* **What you should do**
Return the number of lines below that contain "Sepehr"; nothing else belongs in the reply.

* **Data for review**

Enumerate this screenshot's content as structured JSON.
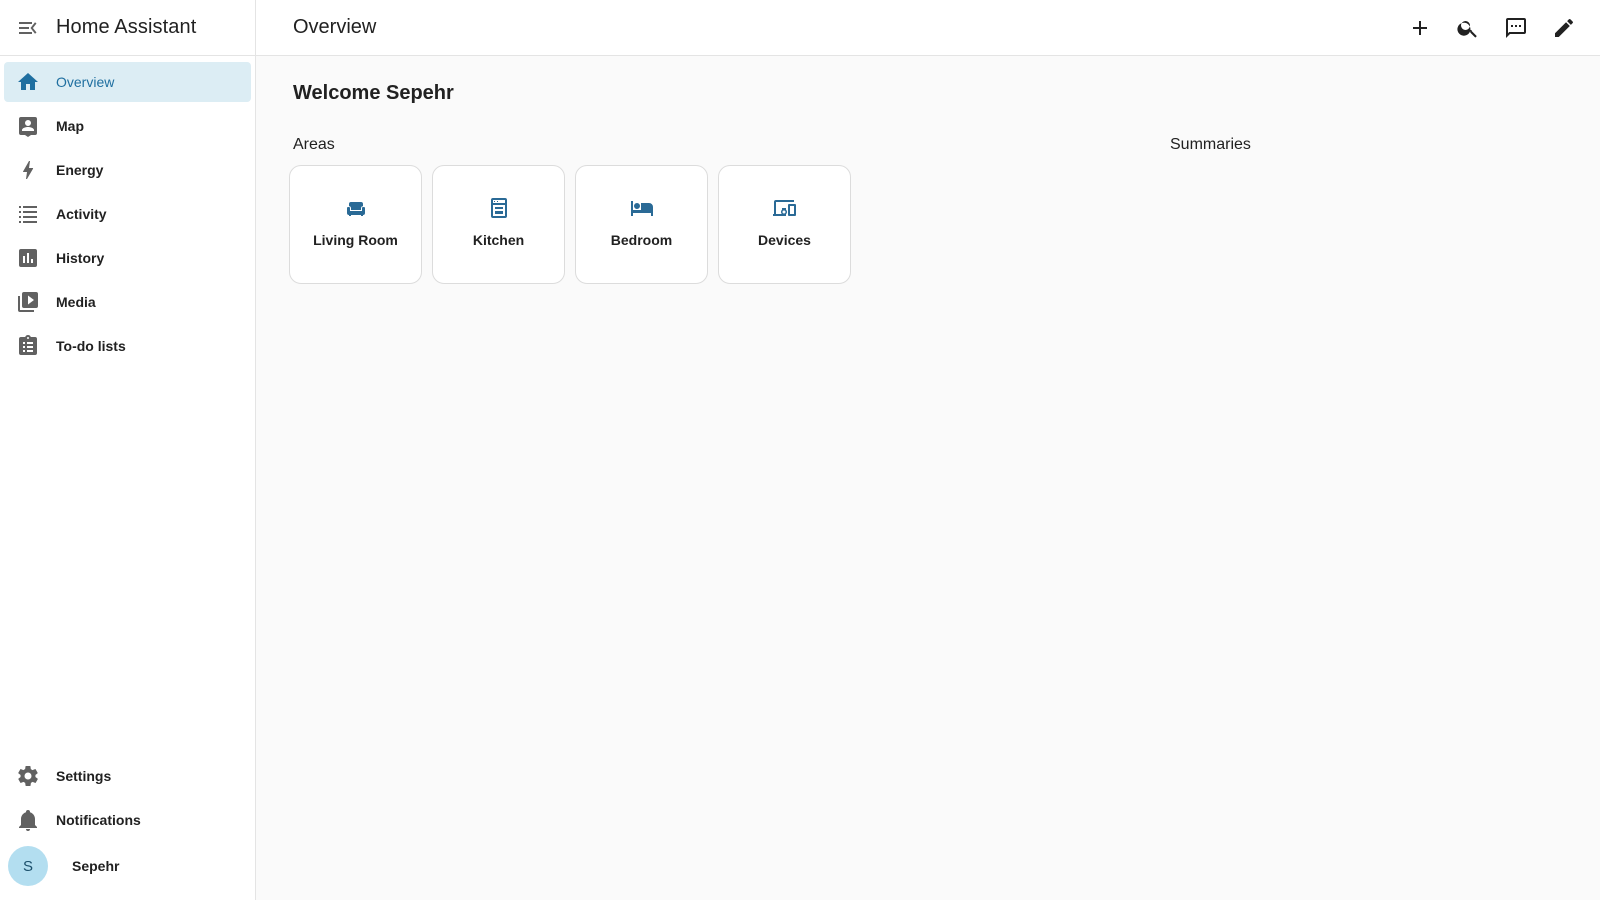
{
  "app": {
    "title": "Home Assistant"
  },
  "sidebar": {
    "items": [
      {
        "label": "Overview",
        "icon": "home-icon",
        "active": true
      },
      {
        "label": "Map",
        "icon": "map-person-icon"
      },
      {
        "label": "Energy",
        "icon": "lightning-bolt-icon"
      },
      {
        "label": "Activity",
        "icon": "format-list-icon"
      },
      {
        "label": "History",
        "icon": "chart-box-icon"
      },
      {
        "label": "Media",
        "icon": "play-box-multiple-icon"
      },
      {
        "label": "To-do lists",
        "icon": "clipboard-list-icon"
      }
    ],
    "bottom": [
      {
        "label": "Settings",
        "icon": "gear-icon"
      },
      {
        "label": "Notifications",
        "icon": "bell-icon"
      }
    ],
    "user": {
      "initial": "S",
      "name": "Sepehr"
    }
  },
  "header": {
    "title": "Overview",
    "actions": [
      "add-icon",
      "search-icon",
      "assist-chat-icon",
      "edit-pencil-icon"
    ]
  },
  "main": {
    "welcome": "Welcome Sepehr",
    "areas_title": "Areas",
    "summaries_title": "Summaries",
    "areas": [
      {
        "label": "Living Room",
        "icon": "sofa-icon"
      },
      {
        "label": "Kitchen",
        "icon": "stove-icon"
      },
      {
        "label": "Bedroom",
        "icon": "bed-icon"
      },
      {
        "label": "Devices",
        "icon": "devices-icon"
      }
    ]
  },
  "colors": {
    "accent": "#1f6fa0",
    "active_bg": "#dcedf4",
    "avatar_bg": "#b3def0",
    "card_icon": "#2a6a96"
  }
}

* **Answer space**
2